*** Opening Data provided ***

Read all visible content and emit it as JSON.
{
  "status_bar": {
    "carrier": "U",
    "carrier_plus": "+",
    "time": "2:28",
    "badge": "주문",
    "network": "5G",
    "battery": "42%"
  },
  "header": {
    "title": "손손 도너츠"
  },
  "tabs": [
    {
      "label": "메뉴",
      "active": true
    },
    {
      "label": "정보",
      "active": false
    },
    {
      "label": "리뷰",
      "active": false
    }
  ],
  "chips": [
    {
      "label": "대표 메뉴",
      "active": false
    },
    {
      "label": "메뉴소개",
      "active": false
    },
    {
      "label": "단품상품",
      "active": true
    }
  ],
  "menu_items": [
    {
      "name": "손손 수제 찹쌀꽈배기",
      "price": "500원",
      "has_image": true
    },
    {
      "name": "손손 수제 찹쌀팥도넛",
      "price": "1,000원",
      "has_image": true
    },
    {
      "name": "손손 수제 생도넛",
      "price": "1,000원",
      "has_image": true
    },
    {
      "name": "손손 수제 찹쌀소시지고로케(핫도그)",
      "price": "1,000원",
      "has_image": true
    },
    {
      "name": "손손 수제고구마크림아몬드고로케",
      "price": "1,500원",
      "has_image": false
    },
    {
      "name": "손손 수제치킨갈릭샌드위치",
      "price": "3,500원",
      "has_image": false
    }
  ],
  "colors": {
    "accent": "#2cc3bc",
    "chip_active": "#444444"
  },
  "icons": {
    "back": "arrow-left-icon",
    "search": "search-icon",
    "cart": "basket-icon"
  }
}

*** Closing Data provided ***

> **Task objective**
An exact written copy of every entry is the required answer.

> **Your response**
Read all visible content and emit it as JSON.
{
  "status_bar": {
    "carrier": "U",
    "carrier_plus": "+",
    "time": "2:28",
    "badge": "주문",
    "network": "5G",
    "battery": "42%"
  },
  "header": {
    "title": "손손 도너츠"
  },
  "tabs": [
    {
      "label": "메뉴",
      "active": true
    },
    {
      "label": "정보",
      "active": false
    },
    {
      "label": "리뷰",
      "active": false
    }
  ],
  "chips": [
    {
      "label": "대표 메뉴",
      "active": false
    },
    {
      "label": "메뉴소개",
      "active": false
    },
    {
      "label": "단품상품",
      "active": true
    }
  ],
  "menu_items": [
    {
      "name": "손손 수제 찹쌀꽈배기",
      "price": "500원",
      "has_image": true
    },
    {
      "name": "손손 수제 찹쌀팥도넛",
      "price": "1,000원",
      "has_image": true
    },
    {
      "name": "손손 수제 생도넛",
      "price": "1,000원",
      "has_image": true
    },
    {
      "name": "손손 수제 찹쌀소시지고로케(핫도그)",
      "price": "1,000원",
      "has_image": true
    },
    {
      "name": "손손 수제고구마크림아몬드고로케",
      "price": "1,500원",
      "has_image": false
    },
    {
      "name": "손손 수제치킨갈릭샌드위치",
      "price": "3,500원",
      "has_image": false
    }
  ],
  "colors": {
    "accent": "#2cc3bc",
    "chip_active": "#444444"
  },
  "icons": {
    "back": "arrow-left-icon",
    "search": "search-icon",
    "cart": "basket-icon"
  }
}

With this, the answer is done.